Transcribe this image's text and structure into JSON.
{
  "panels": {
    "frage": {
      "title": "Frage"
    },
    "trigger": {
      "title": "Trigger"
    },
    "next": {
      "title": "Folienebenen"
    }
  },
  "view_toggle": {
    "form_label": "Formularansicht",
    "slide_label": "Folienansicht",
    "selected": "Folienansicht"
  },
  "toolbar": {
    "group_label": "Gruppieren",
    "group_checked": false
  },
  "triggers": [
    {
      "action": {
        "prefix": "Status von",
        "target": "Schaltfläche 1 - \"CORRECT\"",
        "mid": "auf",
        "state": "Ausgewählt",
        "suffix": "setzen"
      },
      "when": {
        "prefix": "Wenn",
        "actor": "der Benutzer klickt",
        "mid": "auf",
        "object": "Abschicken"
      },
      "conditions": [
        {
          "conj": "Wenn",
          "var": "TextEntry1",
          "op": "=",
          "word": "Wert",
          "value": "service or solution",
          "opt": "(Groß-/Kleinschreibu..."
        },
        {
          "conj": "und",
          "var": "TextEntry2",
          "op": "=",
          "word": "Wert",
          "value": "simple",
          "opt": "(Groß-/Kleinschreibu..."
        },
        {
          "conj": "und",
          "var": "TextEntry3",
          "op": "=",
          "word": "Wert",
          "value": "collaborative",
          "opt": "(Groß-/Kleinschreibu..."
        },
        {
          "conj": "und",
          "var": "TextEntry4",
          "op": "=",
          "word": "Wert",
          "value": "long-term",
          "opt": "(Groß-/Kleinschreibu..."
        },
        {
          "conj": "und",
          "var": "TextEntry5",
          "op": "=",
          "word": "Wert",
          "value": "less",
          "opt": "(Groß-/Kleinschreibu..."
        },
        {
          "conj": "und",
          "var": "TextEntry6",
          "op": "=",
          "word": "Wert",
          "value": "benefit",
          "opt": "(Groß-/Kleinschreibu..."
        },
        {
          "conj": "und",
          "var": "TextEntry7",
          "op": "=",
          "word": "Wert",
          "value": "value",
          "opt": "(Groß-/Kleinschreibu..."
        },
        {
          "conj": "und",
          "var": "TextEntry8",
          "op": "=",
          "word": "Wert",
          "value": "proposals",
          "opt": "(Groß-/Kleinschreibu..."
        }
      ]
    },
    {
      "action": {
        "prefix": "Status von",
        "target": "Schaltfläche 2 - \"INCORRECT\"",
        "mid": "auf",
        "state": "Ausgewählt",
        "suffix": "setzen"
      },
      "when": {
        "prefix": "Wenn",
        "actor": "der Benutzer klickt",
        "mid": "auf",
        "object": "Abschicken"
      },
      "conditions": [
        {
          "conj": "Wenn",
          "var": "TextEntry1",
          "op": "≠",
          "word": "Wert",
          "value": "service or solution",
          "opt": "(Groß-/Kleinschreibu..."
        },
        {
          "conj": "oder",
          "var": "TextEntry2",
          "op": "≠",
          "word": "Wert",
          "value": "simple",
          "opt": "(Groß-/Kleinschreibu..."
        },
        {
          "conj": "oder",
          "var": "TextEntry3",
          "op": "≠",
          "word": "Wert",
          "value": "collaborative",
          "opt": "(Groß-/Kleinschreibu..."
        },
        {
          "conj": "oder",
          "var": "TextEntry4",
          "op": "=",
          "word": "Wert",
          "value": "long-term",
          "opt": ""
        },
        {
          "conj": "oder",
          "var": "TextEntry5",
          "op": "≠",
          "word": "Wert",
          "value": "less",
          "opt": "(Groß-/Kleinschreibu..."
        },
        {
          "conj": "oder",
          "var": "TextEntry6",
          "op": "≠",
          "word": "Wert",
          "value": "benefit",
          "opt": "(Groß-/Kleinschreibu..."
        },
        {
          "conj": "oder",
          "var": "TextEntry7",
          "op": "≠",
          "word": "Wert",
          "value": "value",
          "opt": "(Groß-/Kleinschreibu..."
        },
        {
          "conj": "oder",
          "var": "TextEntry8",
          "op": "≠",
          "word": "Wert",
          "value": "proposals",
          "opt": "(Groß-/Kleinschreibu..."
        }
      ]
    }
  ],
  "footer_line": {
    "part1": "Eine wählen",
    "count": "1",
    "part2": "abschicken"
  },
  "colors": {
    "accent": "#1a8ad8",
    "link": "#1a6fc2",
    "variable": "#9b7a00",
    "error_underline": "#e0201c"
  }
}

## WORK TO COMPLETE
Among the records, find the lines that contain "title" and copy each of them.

## THE ANSWER
      "title": "Frage"
      "title": "Trigger"
      "title": "Folienebenen"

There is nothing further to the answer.